Undergraduate Research Scholars
The Animal and Food Science Undergraduate Research Scholars Program provides undergraduate student with the opportunity to gain valuable hands-on experience working on cutting-edge research projects with faculty, graduate students, and research technicians.
How to Apply:
Students should review the surveys below filled out by individual faculty about their research and their expectations for undergraduates working in their labs. Once you find a faculty with similar interests, follow the instructions they have listed for contacting them. Remember, you are asking them to take you into their lab and train you. Be as professional in your application as if you would when applying for any work position, it will help get your relationship off to a good start!
Questions: If you have general questions about undergraduate research contact Dr. Sam Prien at firstname.lastname@example.org and he will do his best to assist you.
Mindy M. Brashears, Ph.D.
Professor: Food Microbiology, Food Safety and Director of the International Center for Food Industry Excellence
Chance Brooks, Ph.D.
Associate Chair and Professor: Meat Science
Research interests are best defined as Meat Quality and Safety. The meat quality research conducted in our laboratory has focused on beef tenderness and flavor; meat color and stability during storage; and the nutritive value of meat. The meat safety component of research has focused on pre- and post-harvest food safety interventions and surveys of pathogen prevalence.
Alejandro Echeverry, Ph.D.
Assistant Professor: Food Science
Guy H. Loneragan, BVSc, Ph.D.
Professor: Food Safety and Public Health
Research focuses on One Health – a concept in which human health, environmental health, and animal health are all integrated. Our aspect of this work is primarily focused in food safety and how we can implement practical approaches that decrease bacterial pathogens. A second area of research is antibiotic resistance within our overall goal of preserving antibiotics for future generations. Our focus is on antibiotic use and resistance in bacterial populations of animals.
John J. McGlone, Ph.D.
Professor: Swine, Animal Welfare, Animal Behavior
Research interests are in the science of animal behavior and welfare, including neural and immune mechanisms underlying stress, appropriate swine housing and production systems, and pheromone use in behavioral therapy. Current research projects include pig transport and effects of pheromones on behavioral modification.
Markus F. Miller, Ph.D.
Professor: Meat Science, Food Processing and Preservation
Joe Neary, VetMB, Ph.D.
Assistant Professor: Animal Health and Well-Being
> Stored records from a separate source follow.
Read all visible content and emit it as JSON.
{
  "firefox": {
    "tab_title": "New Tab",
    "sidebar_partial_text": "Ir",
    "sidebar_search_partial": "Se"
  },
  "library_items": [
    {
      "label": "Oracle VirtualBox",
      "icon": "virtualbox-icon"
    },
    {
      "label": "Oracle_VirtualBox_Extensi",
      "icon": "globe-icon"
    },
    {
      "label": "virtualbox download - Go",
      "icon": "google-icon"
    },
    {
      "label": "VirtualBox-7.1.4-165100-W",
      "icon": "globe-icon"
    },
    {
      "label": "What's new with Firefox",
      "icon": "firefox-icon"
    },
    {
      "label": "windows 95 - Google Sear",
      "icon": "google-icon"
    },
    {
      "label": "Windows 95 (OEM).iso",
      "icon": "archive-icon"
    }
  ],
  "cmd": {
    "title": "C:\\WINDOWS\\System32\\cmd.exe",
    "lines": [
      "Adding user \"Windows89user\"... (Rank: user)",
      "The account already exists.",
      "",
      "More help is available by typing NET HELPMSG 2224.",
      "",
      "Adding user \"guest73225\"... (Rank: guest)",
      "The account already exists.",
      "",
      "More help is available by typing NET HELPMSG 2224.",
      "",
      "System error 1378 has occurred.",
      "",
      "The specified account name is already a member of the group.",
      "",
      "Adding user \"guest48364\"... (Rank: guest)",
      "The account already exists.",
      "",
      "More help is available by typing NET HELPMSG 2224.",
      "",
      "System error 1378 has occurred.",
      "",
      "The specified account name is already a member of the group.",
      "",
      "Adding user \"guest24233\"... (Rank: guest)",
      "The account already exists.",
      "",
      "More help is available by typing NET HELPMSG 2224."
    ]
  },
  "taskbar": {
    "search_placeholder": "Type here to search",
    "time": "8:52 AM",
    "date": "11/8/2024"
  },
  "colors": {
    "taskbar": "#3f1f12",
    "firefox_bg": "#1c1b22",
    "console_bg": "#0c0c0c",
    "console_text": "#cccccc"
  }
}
Research interests include diseases of the heart and lungs of livestock; specifically, right-sided heart failure in cattle due to pulmonary hypertension. Right-sided heart failure in cattle and humans shows many similarities; consequently, the research has a dual benefit for both animals and humans.
Kendra Nightingale, Ph.D.
Associate Professor: Pre-and Post-Harvest Food
Research focuses primarily on pre- and post-harvest food safety. Her work has included a more comprehensive understanding of the molecular ecology and transmission dynamics of food borne pathogens throughout the human food chain, as well as identifying risk factors that contribute to loading of the human food chain with food borne pathogens and the subsequent spread of these pathogens along the food continuum.
Samuel D. Prien, Ph.D.
Professor: Reproductive Physiology, Assisted Reproduction
Alexandra (Sasha) Protopopova, Ph.D.
Assistant Professor: Companion Animal Behavior and Welfare
Research is focused on companion animal well-being, behavior, and human-animal interactions. My broad research aims are 1) to improve the well-being of pet dogs and dogs housed in animal shelters through the development of behavioral interventions, 2) assess and develop therapy dog programs to benefit human health and educational outcomes, and 3) improve our general understanding of animal abnormal behavior.
Ryan Rathmann, Ph.D.
Assistant Professor: Beef Cattle
Research is focused on beef cattle feedlot nutrition, carcass composition and muscle growth. One of his long-term research goals is to provide a greater understanding of the bridge between livestock selection technologies and subjective evaluation principles in order to make animal breeders and marketers more precise in their decision making.
Jhones O. Sarturi, Ph.D.
Assistant Professor: Beef Cattle Nutrition & Metabolism
Research interests highlight the following: Beef cattle nutrition and ruminal metabolism; Feedstuff evaluation; Byproducts for livestock nutrition; Forage quality and conservation; Laboratory techniques to estimate feedstuffs feeding value; Animal models (ruminants) to estimate feedstuff feeding value and impact on digestive tract digestion.
Leslie D. Thompson, Ph.D.
Professor: Food Science & Safety
Research opportunities in composition, quality and safety of foods. Students gain experience working in an Animal and Food Science Analytical Lab on food composition and quality. Conduct research in conjunction with USDA Nutrient Data Laboratory.
TTU Double Time Program
This program is designed to foster innovation and entrepreneurship opportunities for Texas Tech University students, both undergraduates and graduates, across all academic colleges and disciplines.
Bob Albin Undergraduate Research Competition
This event is held annually in April for students in the Department of Animal and Food Sciences.